Quirks & Quarks

Billions and billions of tyrannosaurs walked the Earth

Scientists arrived at the estimate by using calculations based on size, metabolism, and the populations of animals today.

At any one time in the Cretaceous, something like 20,000 animals roamed their range

Over approximately 2.5 million years, North America was likely home to 2.5 billion Tyrannosaurus rexes. Less than 100 have been dug up and studied by paleontologists, according to a UC Berkeley study ( Image by Julius Csotonyi, courtesy of Science magazine)

Anyone who has ever been fascinated by dinosaurs has wondered what it would be like to encounter one, and maybe even how many there were on the Earth at any one time. This is especially true of the iconic Tyrannosaurus rex.

Charles Marshall, a professor of integrative biology at the University of California Berkeley, and his colleagues decided to figure that number out.

Demuth's Law meets T.rex
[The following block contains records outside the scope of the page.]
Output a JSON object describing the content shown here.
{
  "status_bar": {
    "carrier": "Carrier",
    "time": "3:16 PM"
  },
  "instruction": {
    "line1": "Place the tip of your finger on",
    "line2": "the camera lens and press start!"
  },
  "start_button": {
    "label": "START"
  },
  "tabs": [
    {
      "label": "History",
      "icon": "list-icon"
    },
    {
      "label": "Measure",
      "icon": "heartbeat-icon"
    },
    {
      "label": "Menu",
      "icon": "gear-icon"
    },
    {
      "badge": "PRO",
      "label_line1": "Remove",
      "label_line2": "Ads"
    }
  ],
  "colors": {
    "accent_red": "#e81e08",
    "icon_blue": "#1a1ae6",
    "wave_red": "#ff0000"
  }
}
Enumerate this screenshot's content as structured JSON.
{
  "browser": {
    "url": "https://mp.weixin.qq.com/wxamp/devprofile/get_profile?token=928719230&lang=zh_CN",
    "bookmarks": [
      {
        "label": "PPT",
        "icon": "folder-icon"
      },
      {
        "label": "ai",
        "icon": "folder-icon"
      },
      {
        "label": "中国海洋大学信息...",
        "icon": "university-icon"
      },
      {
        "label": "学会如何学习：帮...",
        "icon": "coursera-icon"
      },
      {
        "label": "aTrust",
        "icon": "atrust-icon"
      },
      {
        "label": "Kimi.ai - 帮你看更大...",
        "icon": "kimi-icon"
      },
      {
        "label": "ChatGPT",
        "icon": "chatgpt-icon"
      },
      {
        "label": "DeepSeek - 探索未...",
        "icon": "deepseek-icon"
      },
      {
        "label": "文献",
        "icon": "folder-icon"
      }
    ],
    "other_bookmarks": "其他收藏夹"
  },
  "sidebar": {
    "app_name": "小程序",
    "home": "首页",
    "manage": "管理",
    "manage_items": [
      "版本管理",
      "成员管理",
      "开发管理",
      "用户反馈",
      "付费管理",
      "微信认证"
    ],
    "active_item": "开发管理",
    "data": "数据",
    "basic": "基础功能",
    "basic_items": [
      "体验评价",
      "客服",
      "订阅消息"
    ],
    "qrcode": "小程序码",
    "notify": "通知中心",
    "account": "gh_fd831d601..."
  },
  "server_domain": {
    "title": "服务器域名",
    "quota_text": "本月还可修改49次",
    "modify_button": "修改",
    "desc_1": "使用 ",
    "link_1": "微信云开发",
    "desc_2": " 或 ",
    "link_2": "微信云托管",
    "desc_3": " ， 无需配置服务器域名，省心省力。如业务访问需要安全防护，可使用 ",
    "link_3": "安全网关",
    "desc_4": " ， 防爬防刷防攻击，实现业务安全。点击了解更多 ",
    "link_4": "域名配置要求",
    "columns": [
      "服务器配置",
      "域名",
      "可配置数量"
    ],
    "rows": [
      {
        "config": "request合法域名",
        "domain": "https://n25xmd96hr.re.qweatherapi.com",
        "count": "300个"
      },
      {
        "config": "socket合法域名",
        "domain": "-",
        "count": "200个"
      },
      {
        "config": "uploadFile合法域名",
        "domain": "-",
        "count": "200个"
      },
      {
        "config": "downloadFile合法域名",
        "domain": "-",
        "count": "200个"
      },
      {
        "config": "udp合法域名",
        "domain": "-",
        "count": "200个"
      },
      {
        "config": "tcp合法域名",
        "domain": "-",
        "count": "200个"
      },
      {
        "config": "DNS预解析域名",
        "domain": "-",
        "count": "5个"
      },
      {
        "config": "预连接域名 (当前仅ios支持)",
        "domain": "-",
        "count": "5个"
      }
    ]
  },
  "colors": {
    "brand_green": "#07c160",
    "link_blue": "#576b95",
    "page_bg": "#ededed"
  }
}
By using a formula to determine the population density of living animals, Marshall now estimates that 20,000 T.rex lived on the Earth at any one time. That is roughly the current population of African lions. They also calculated an "all-time" number of adult tyrannosaurs and that number is an impressive 2.5 billion.

A cast of a T. rex skeleton on display outside the UC Museum of Paleontology. The original, a nearly complete skeleton excavated in 1990 from the badlands of eastern Montana, is on display at the Smithsonian Institution in Washington (UC Berkeley Keegan Houser)

What began as a bit of a lark became a published research study once the team applied a formula called Demuth's Law. It uses the body mass of an animal to determine population density. For example, said Marshall, you can estimate how many elephants exist based on known factors including physical size, the size of their range, their longevity, as well as their energy requirements. 

T.rex by numbers 

Although only on the order of 100 T.rex fossils exist, they can provide most of that information. Paleontologists calculate an average body mass somewhere between 5,200 and 7,000 kilograms. The range of T.rex, which was limited to North America, was estimated to be 2.3 million square kilometres. Their average lifespan was likely into the late 20s.

A T-rex jaw found in Montana's Hell Creek Formation (University of California Museum of Paleontology)

However, Marshall and his colleagues had to guess at the energy requirements of T-rex. For this part of the equation they chose to place Tyrannosaurus rex somewhere between an adult lion and a komodo dragon. With all of these numbers in place, Marshall concluded that about 20,000 roamed North America at any one time, one for every square kilometre of its range. 

Because T-rex existed for about 2.5 million years during the Cretaceous, Marshall used the lifespan estimate to calculate a total of 127,000 generations over that period of time. This is how he arrived at the all time number of 2.5 billion.

 

 

 

Comments

To encourage thoughtful and respectful conversations, first and last names will appear with each submission to CBC/Radio-Canada's online communities (except in children and youth-oriented communities). Pseudonyms will no longer be permitted.

By submitting a comment, you accept that CBC has the right to reproduce and publish that comment in whole or in part, in any manner CBC chooses. Please note that CBC does not endorse the opinions expressed in comments. Comments on this story are moderated according to our Submission Guidelines. Comments are welcome while open. We reserve the right to close comments at any time.

Become a CBC Member

Join the conversationCreate account

Already have an account?

now